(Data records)
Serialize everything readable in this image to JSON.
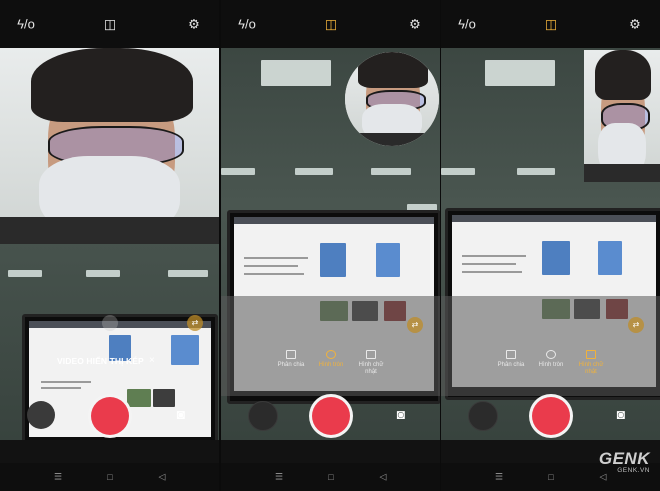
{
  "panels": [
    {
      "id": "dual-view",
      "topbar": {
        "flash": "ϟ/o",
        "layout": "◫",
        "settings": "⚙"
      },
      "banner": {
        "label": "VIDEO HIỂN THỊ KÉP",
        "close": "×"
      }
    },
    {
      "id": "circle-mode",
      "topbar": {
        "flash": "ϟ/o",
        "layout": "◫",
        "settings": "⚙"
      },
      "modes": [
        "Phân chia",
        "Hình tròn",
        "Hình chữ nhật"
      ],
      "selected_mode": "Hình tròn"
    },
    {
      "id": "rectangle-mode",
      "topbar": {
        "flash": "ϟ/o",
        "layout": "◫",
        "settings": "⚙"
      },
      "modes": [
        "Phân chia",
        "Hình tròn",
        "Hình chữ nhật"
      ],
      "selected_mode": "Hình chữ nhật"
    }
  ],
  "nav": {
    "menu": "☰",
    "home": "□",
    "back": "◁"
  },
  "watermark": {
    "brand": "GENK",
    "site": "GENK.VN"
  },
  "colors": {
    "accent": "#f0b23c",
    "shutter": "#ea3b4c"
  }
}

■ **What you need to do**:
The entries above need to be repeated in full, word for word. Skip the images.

■ **Finished exercise**:
Serialize everything readable in this image to JSON.
{
  "panels": [
    {
      "id": "dual-view",
      "topbar": {
        "flash": "ϟ/o",
        "layout": "◫",
        "settings": "⚙"
      },
      "banner": {
        "label": "VIDEO HIỂN THỊ KÉP",
        "close": "×"
      }
    },
    {
      "id": "circle-mode",
      "topbar": {
        "flash": "ϟ/o",
        "layout": "◫",
        "settings": "⚙"
      },
      "modes": [
        "Phân chia",
        "Hình tròn",
        "Hình chữ nhật"
      ],
      "selected_mode": "Hình tròn"
    },
    {
      "id": "rectangle-mode",
      "topbar": {
        "flash": "ϟ/o",
        "layout": "◫",
        "settings": "⚙"
      },
      "modes": [
        "Phân chia",
        "Hình tròn",
        "Hình chữ nhật"
      ],
      "selected_mode": "Hình chữ nhật"
    }
  ],
  "nav": {
    "menu": "☰",
    "home": "□",
    "back": "◁"
  },
  "watermark": {
    "brand": "GENK",
    "site": "GENK.VN"
  },
  "colors": {
    "accent": "#f0b23c",
    "shutter": "#ea3b4c"
  }
}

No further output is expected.